◆ Material to process ◆
○ ○ ○

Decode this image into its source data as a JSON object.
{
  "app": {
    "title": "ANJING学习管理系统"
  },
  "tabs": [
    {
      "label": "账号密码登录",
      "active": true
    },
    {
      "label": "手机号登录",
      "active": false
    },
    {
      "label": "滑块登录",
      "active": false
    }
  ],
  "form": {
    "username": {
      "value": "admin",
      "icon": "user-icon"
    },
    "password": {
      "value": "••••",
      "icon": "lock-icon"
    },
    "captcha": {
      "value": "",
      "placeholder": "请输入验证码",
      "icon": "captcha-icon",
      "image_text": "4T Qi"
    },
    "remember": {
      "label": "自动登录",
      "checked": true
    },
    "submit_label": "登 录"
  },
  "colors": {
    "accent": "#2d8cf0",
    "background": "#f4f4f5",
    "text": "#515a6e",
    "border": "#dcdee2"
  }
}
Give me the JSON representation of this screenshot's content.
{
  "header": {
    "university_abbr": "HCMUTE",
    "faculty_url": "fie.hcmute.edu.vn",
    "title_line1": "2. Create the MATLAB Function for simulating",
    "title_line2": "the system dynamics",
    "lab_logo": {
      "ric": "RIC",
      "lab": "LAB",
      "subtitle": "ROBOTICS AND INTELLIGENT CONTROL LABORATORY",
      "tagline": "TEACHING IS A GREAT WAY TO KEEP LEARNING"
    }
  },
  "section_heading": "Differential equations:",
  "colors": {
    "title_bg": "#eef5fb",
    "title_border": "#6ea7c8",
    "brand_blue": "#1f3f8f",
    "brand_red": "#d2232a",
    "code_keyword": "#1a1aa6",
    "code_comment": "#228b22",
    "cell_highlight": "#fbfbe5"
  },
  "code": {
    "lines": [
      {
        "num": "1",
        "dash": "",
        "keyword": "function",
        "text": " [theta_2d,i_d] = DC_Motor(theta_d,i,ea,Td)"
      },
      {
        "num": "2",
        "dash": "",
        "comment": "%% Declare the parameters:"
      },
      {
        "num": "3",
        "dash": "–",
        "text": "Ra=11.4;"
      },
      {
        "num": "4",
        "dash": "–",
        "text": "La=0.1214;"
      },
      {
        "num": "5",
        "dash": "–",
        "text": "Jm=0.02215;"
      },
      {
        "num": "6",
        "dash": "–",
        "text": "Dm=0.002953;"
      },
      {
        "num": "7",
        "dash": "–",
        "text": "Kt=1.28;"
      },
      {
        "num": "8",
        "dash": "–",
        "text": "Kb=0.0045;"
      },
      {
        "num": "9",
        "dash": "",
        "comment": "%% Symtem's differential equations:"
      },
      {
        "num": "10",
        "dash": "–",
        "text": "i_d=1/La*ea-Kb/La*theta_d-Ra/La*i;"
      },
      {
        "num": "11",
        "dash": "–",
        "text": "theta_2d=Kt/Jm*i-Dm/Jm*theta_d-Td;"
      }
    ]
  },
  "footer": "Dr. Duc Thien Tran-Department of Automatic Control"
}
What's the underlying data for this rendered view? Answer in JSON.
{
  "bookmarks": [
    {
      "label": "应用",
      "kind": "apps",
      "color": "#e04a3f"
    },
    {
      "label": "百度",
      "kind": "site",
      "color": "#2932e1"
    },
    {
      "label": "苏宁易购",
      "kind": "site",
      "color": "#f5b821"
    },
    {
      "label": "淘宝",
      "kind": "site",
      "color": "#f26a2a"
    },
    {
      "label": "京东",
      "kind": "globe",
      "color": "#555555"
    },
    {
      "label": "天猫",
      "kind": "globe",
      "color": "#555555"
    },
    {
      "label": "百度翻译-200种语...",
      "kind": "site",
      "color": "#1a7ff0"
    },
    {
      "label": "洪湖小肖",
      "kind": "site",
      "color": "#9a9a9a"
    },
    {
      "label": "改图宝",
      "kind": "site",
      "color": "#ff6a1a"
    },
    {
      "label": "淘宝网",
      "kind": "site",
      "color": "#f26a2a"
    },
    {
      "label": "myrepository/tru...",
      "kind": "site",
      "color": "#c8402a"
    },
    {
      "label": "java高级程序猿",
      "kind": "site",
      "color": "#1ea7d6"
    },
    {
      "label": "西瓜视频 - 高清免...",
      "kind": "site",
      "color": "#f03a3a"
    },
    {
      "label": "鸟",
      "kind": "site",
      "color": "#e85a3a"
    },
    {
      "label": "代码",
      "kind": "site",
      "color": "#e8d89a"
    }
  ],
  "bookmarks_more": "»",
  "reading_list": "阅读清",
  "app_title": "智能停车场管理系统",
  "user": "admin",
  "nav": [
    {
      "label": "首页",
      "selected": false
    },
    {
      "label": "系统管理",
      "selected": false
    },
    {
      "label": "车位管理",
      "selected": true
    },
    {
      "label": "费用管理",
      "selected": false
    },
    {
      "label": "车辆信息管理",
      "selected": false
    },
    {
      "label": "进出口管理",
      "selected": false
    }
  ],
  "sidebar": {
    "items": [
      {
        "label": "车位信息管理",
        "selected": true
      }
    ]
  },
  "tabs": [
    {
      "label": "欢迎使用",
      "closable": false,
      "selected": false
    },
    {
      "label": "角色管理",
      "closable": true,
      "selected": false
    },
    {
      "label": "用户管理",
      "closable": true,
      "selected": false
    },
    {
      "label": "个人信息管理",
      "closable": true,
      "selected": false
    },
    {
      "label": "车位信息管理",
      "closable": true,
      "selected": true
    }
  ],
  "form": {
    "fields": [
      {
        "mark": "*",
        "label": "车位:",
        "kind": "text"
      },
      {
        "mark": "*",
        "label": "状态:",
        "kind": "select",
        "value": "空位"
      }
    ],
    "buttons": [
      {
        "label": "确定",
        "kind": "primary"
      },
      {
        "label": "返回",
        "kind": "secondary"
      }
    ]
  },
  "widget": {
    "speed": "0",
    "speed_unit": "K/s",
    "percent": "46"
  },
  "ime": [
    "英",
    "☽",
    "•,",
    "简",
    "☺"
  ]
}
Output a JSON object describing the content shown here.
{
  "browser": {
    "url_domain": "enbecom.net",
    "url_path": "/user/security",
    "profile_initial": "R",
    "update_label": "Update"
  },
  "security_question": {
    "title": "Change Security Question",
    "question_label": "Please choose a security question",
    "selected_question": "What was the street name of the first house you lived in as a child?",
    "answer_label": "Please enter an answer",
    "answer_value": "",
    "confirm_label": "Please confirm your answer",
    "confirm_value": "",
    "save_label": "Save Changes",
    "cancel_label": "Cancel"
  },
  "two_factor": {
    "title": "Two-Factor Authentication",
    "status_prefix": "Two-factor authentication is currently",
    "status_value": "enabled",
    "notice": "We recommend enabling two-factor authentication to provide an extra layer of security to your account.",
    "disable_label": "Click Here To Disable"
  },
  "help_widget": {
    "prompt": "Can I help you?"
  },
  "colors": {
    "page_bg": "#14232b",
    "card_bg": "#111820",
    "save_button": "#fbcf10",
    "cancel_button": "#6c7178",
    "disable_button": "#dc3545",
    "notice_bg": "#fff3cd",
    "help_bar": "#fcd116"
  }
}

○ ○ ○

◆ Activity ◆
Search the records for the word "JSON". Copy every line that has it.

◆ Response to the task ◆
Decode this image into its source data as a JSON object.
Give me the JSON representation of this screenshot's content.
What's the underlying data for this rendered view? Answer in JSON.
Output a JSON object describing the content shown here.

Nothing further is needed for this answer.